·Glasgow USDA Service Center at 54062 US Hwy. 2, Suite 1 - Valley County FSA Office; Contact Sharon Baillargeon at 228-4321, ext. 105.
·Wolf Point Campus - Robert Dumont Building, Fort Peck Community College; Contact Sharon Baillargeon at 228-4321, ext. 105 or Debra Duke at 406-433-2103, ext. 109.
Topics to be covered are: family business issues, goals and assessments, taxation issues, financial analysis I - records and ratios, crop and livestock marketing, crop production, livestock production, risk management, communicating about estate planning, tools estate planning, policy issues (farm and ranch programs) and retirement planning.
The workshops are designed to provide a variety of management and production tools to assist producers in meeting today's financial demands.
For more information, contact the location contacts listed above. The training course schedule and more FSA news are available on the Montana Farm Service Agency state website at www.fsa.usda.gov/mt.
Last Updated on Wednesday, 23 October 2013 10:18
Written by The Herald-News
Montana wildlife officials said today it's not yet legal to salvage deer, elk, antelope or moose killed in vehicular collisions.
The new law will not go into full effect until next month when a permit system is approved and operational. Until then individuals may not pick up road-killed wildlife.

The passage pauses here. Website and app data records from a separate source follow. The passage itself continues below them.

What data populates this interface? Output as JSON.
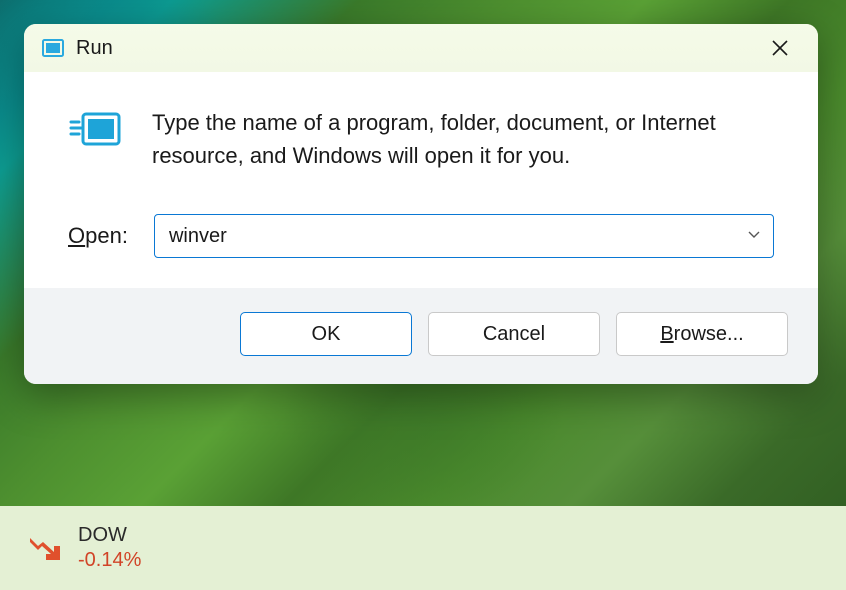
{
  "dialog": {
    "title": "Run",
    "description": "Type the name of a program, folder, document, or Internet resource, and Windows will open it for you.",
    "open_label_underline": "O",
    "open_label_rest": "pen:",
    "input_value": "winver",
    "buttons": {
      "ok": "OK",
      "cancel": "Cancel",
      "browse_underline": "B",
      "browse_rest": "rowse..."
    }
  },
  "taskbar": {
    "stock_name": "DOW",
    "stock_change": "-0.14%",
    "change_color": "#d14427"
  }
}
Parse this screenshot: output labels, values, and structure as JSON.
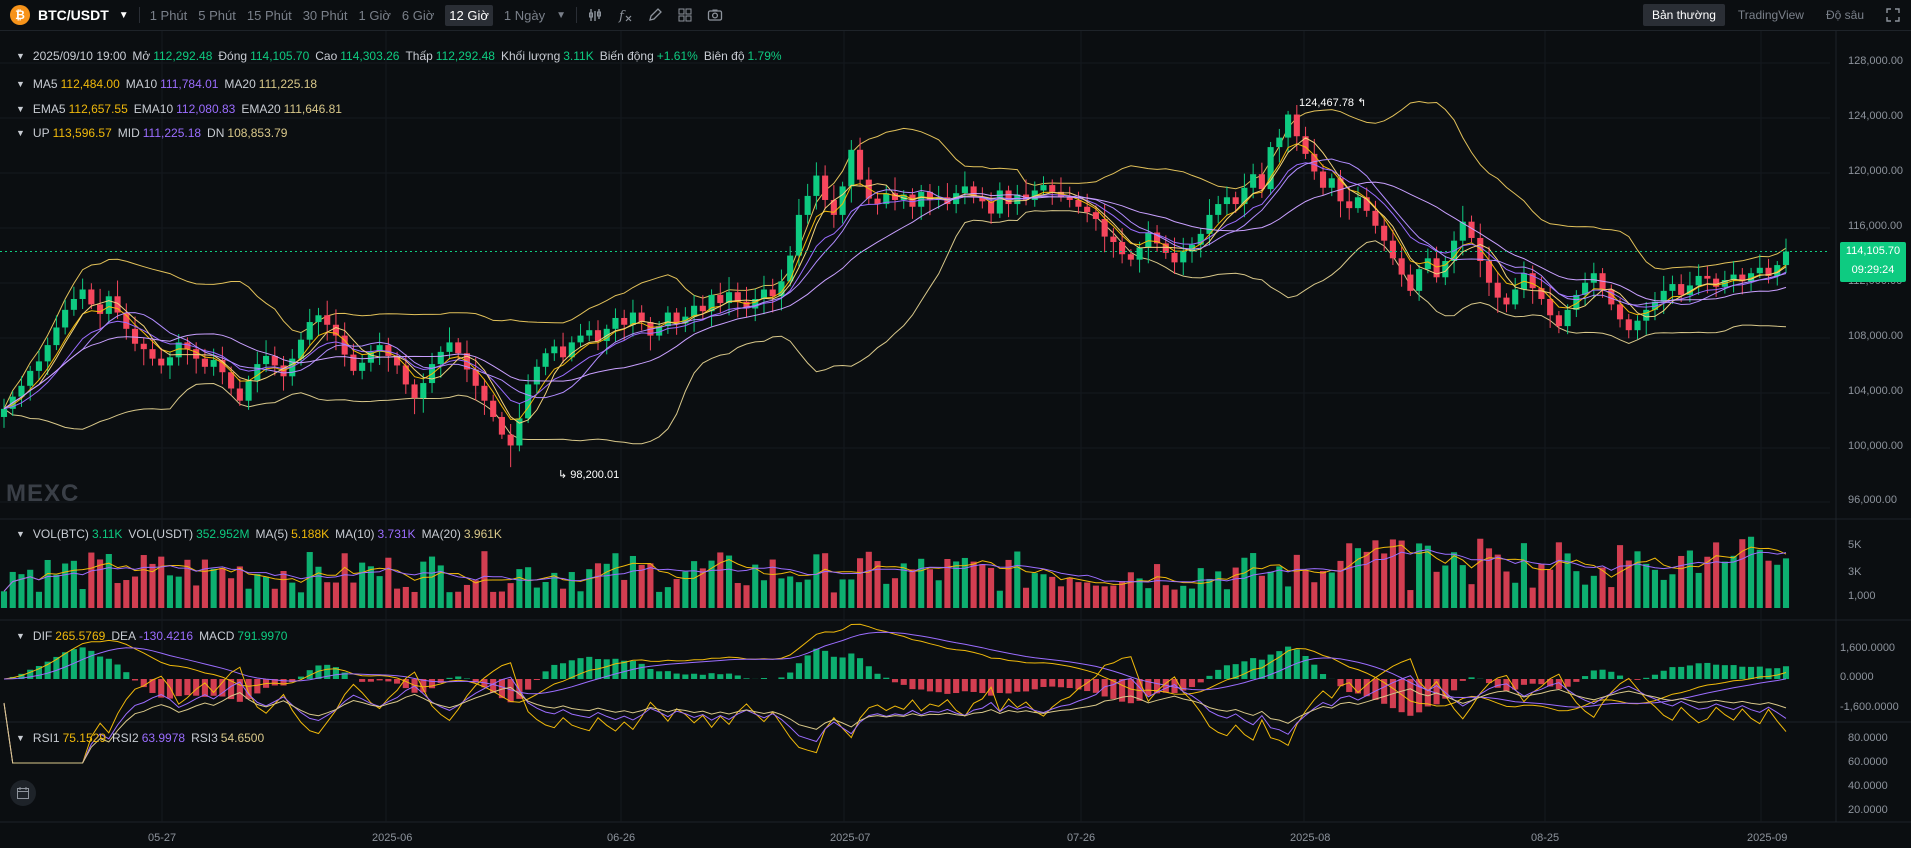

While the Montana Fish and Wildlife Commission adopted rules to establish a permit system for salvaged roadkill, those rules by law must now be approved by Montana Secretary of State’s office. Officials said once the law for the salvage of road-killed deer, elk, antelope and moose goes into full effect FWP will alert the public how to obtain a salvage permit and other requirements.
Individuals are expected to be able to apply for a permit online or in person at any FWP office within 24 hours of salvaging an animal.
Last Updated on Wednesday, 23 October 2013 10:17
Written by The Herald-News
The Governor’s Office of Community Service and the Montana Commission on Community Service is now accepting nominations for the 2014 ServeMontana Awards.
Presented in February, these annual awards recognize outstanding Montana individuals, organizations and national service members committed to community and volunteer service.
“Montanans deserve to be recognized for the impactful work they are doing in local communities,” said Dan Ritter, director of the Governor’s Office of Community Service. “The ServeMontana Awards provide an opportunity for volunteers to share their stories and inspire others.”
The ServeMontana Awards are for service and volunteer work in the areas of education, healthy futures, environmental stewardship, veterans and military families, economic opportunity, disaster services, emergency preparedness and emergency response.
The nomination form is available to download at serve.mt.gov.
All nominations for the 2014 awards must be submitted to the Governor’s Office of Community Service by Dec. 2.
The awards will be presented during a ServeMontana Award ceremony open to the public in February in Helena.
The public is encouraged to nominate individuals of all ages and backgrounds, organizations and groups. All services must be performed in Montana or by Montanans.
The Governor-appointed Montana Commission on Community Service was created in 1993 to renew the ethic of civic responsibility in the state and to encourage citizens, regardless of age and income, to engage in service.
The Governor’s Office of Community Service expands and promotes national service and volunteerism in Montana and engages citizens in service and emergency preparedness.
Last Updated on Wednesday, 23 October 2013 09:59